**PROBLEM STATEMENT**
Each record should appear again in the response exactly as it does in the original.

**MATERIAL FOR THIS EXERCISE**
# # # # # # #
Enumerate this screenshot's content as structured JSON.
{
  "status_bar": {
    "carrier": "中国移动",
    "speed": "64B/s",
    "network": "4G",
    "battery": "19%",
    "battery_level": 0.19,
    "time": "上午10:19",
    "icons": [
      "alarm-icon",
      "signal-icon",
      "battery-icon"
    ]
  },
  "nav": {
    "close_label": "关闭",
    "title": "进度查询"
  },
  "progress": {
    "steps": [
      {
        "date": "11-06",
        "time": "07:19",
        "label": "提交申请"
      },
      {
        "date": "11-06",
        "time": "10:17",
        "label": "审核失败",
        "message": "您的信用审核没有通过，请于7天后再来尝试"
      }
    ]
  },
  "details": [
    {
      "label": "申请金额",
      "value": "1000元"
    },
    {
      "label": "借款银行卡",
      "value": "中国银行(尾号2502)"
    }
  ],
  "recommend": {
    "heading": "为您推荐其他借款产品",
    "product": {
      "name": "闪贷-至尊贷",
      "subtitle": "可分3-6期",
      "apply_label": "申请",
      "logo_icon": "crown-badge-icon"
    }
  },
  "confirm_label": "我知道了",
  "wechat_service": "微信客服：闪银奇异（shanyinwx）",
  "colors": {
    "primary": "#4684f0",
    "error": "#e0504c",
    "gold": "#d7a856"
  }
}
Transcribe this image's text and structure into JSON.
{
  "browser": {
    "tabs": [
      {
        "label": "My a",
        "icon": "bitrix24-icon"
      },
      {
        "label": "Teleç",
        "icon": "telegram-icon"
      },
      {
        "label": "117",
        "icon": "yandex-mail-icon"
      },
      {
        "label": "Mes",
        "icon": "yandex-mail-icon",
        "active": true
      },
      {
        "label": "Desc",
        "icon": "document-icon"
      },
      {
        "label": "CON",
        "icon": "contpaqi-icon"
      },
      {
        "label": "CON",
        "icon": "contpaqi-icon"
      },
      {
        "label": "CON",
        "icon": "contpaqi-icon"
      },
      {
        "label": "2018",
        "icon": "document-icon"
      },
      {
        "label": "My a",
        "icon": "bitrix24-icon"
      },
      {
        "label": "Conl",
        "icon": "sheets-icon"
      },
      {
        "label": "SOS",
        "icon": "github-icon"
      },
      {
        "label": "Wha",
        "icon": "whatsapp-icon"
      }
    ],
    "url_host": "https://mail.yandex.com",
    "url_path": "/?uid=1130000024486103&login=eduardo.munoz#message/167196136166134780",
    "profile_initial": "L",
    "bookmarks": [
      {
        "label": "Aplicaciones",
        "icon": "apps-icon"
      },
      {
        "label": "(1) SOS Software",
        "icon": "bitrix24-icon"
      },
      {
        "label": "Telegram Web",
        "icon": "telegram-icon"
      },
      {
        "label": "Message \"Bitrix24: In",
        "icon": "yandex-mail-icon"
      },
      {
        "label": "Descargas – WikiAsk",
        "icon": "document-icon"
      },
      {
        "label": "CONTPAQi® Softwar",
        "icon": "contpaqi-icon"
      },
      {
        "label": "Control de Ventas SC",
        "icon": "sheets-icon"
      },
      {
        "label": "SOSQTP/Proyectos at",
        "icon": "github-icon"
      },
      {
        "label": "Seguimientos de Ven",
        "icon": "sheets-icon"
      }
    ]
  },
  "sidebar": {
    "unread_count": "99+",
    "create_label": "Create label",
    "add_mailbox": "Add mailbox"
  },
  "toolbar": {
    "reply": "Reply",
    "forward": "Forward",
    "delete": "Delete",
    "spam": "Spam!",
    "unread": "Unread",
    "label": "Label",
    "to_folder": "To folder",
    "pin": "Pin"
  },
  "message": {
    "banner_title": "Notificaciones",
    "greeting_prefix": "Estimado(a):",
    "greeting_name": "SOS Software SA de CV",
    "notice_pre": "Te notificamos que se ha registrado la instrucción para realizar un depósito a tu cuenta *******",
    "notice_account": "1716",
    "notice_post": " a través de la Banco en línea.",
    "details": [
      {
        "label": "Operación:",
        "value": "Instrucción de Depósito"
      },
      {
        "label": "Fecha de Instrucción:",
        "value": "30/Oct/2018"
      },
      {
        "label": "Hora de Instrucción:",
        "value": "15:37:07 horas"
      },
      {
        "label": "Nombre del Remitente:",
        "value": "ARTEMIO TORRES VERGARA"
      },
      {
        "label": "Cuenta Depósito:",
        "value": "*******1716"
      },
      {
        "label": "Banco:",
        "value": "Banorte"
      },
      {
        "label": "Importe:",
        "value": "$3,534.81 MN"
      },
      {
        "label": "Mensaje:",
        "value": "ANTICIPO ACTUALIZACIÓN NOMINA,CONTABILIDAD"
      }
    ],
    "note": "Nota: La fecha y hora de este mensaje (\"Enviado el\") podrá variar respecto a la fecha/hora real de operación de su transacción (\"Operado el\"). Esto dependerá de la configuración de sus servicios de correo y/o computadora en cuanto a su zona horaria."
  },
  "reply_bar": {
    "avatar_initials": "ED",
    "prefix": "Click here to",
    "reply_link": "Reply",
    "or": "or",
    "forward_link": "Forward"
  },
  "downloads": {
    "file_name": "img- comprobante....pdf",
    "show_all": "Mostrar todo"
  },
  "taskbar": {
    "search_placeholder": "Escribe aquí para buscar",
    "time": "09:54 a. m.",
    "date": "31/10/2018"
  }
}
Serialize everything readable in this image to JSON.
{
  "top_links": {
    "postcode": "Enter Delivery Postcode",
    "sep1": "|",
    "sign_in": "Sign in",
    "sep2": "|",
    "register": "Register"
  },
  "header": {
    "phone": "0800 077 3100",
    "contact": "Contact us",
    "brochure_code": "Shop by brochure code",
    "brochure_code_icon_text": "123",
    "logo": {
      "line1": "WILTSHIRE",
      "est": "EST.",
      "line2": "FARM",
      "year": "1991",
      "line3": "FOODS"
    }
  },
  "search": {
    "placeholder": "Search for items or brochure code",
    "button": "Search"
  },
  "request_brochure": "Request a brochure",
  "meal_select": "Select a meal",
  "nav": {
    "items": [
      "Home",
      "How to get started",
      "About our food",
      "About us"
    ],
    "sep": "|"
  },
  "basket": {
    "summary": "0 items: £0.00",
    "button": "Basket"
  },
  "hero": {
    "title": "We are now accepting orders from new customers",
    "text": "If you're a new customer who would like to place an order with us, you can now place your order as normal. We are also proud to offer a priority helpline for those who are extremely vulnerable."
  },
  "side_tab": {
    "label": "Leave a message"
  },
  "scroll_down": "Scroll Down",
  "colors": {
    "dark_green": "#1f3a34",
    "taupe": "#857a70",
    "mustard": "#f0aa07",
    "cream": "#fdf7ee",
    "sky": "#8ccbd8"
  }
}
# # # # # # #
**WRITTEN ANSWER**
Enumerate this screenshot's content as structured JSON.
{
  "status_bar": {
    "carrier": "中国移动",
    "speed": "64B/s",
    "network": "4G",
    "battery": "19%",
    "battery_level": 0.19,
    "time": "上午10:19",
    "icons": [
      "alarm-icon",
      "signal-icon",
      "battery-icon"
    ]
  },
  "nav": {
    "close_label": "关闭",
    "title": "进度查询"
  },
  "progress": {
    "steps": [
      {
        "date": "11-06",
        "time": "07:19",
        "label": "提交申请"
      },
      {
        "date": "11-06",
        "time": "10:17",
        "label": "审核失败",
        "message": "您的信用审核没有通过，请于7天后再来尝试"
      }
    ]
  },
  "details": [
    {
      "label": "申请金额",
      "value": "1000元"
    },
    {
      "label": "借款银行卡",
      "value": "中国银行(尾号2502)"
    }
  ],
  "recommend": {
    "heading": "为您推荐其他借款产品",
    "product": {
      "name": "闪贷-至尊贷",
      "subtitle": "可分3-6期",
      "apply_label": "申请",
      "logo_icon": "crown-badge-icon"
    }
  },
  "confirm_label": "我知道了",
  "wechat_service": "微信客服：闪银奇异（shanyinwx）",
  "colors": {
    "primary": "#4684f0",
    "error": "#e0504c",
    "gold": "#d7a856"
  }
}
Transcribe this image's text and structure into JSON.
{
  "browser": {
    "tabs": [
      {
        "label": "My a",
        "icon": "bitrix24-icon"
      },
      {
        "label": "Teleç",
        "icon": "telegram-icon"
      },
      {
        "label": "117",
        "icon": "yandex-mail-icon"
      },
      {
        "label": "Mes",
        "icon": "yandex-mail-icon",
        "active": true
      },
      {
        "label": "Desc",
        "icon": "document-icon"
      },
      {
        "label": "CON",
        "icon": "contpaqi-icon"
      },
      {
        "label": "CON",
        "icon": "contpaqi-icon"
      },
      {
        "label": "CON",
        "icon": "contpaqi-icon"
      },
      {
        "label": "2018",
        "icon": "document-icon"
      },
      {
        "label": "My a",
        "icon": "bitrix24-icon"
      },
      {
        "label": "Conl",
        "icon": "sheets-icon"
      },
      {
        "label": "SOS",
        "icon": "github-icon"
      },
      {
        "label": "Wha",
        "icon": "whatsapp-icon"
      }
    ],
    "url_host": "https://mail.yandex.com",
    "url_path": "/?uid=1130000024486103&login=eduardo.munoz#message/167196136166134780",
    "profile_initial": "L",
    "bookmarks": [
      {
        "label": "Aplicaciones",
        "icon": "apps-icon"
      },
      {
        "label": "(1) SOS Software",
        "icon": "bitrix24-icon"
      },
      {
        "label": "Telegram Web",
        "icon": "telegram-icon"
      },
      {
        "label": "Message \"Bitrix24: In",
        "icon": "yandex-mail-icon"
      },
      {
        "label": "Descargas – WikiAsk",
        "icon": "document-icon"
      },
      {
        "label": "CONTPAQi® Softwar",
        "icon": "contpaqi-icon"
      },
      {
        "label": "Control de Ventas SC",
        "icon": "sheets-icon"
      },
      {
        "label": "SOSQTP/Proyectos at",
        "icon": "github-icon"
      },
      {
        "label": "Seguimientos de Ven",
        "icon": "sheets-icon"
      }
    ]
  },
  "sidebar": {
    "unread_count": "99+",
    "create_label": "Create label",
    "add_mailbox": "Add mailbox"
  },
  "toolbar": {
    "reply": "Reply",
    "forward": "Forward",
    "delete": "Delete",
    "spam": "Spam!",
    "unread": "Unread",
    "label": "Label",
    "to_folder": "To folder",
    "pin": "Pin"
  },
  "message": {
    "banner_title": "Notificaciones",
    "greeting_prefix": "Estimado(a):",
    "greeting_name": "SOS Software SA de CV",
    "notice_pre": "Te notificamos que se ha registrado la instrucción para realizar un depósito a tu cuenta *******",
    "notice_account": "1716",
    "notice_post": " a través de la Banco en línea.",
    "details": [
      {
        "label": "Operación:",
        "value": "Instrucción de Depósito"
      },
      {
        "label": "Fecha de Instrucción:",
        "value": "30/Oct/2018"
      },
      {
        "label": "Hora de Instrucción:",
        "value": "15:37:07 horas"
      },
      {
        "label": "Nombre del Remitente:",
        "value": "ARTEMIO TORRES VERGARA"
      },
      {
        "label": "Cuenta Depósito:",
        "value": "*******1716"
      },
      {
        "label": "Banco:",
        "value": "Banorte"
      },
      {
        "label": "Importe:",
        "value": "$3,534.81 MN"
      },
      {
        "label": "Mensaje:",
        "value": "ANTICIPO ACTUALIZACIÓN NOMINA,CONTABILIDAD"
      }
    ],
    "note": "Nota: La fecha y hora de este mensaje (\"Enviado el\") podrá variar respecto a la fecha/hora real de operación de su transacción (\"Operado el\"). Esto dependerá de la configuración de sus servicios de correo y/o computadora en cuanto a su zona horaria."
  },
  "reply_bar": {
    "avatar_initials": "ED",
    "prefix": "Click here to",
    "reply_link": "Reply",
    "or": "or",
    "forward_link": "Forward"
  },
  "downloads": {
    "file_name": "img- comprobante....pdf",
    "show_all": "Mostrar todo"
  },
  "taskbar": {
    "search_placeholder": "Escribe aquí para buscar",
    "time": "09:54 a. m.",
    "date": "31/10/2018"
  }
}
Serialize everything readable in this image to JSON.
{
  "top_links": {
    "postcode": "Enter Delivery Postcode",
    "sep1": "|",
    "sign_in": "Sign in",
    "sep2": "|",
    "register": "Register"
  },
  "header": {
    "phone": "0800 077 3100",
    "contact": "Contact us",
    "brochure_code": "Shop by brochure code",
    "brochure_code_icon_text": "123",
    "logo": {
      "line1": "WILTSHIRE",
      "est": "EST.",
      "line2": "FARM",
      "year": "1991",
      "line3": "FOODS"
    }
  },
  "search": {
    "placeholder": "Search for items or brochure code",
    "button": "Search"
  },
  "request_brochure": "Request a brochure",
  "meal_select": "Select a meal",
  "nav": {
    "items": [
      "Home",
      "How to get started",
      "About our food",
      "About us"
    ],
    "sep": "|"
  },
  "basket": {
    "summary": "0 items: £0.00",
    "button": "Basket"
  },
  "hero": {
    "title": "We are now accepting orders from new customers",
    "text": "If you're a new customer who would like to place an order with us, you can now place your order as normal. We are also proud to offer a priority helpline for those who are extremely vulnerable."
  },
  "side_tab": {
    "label": "Leave a message"
  },
  "scroll_down": "Scroll Down",
  "colors": {
    "dark_green": "#1f3a34",
    "taupe": "#857a70",
    "mustard": "#f0aa07",
    "cream": "#fdf7ee",
    "sky": "#8ccbd8"
  }
}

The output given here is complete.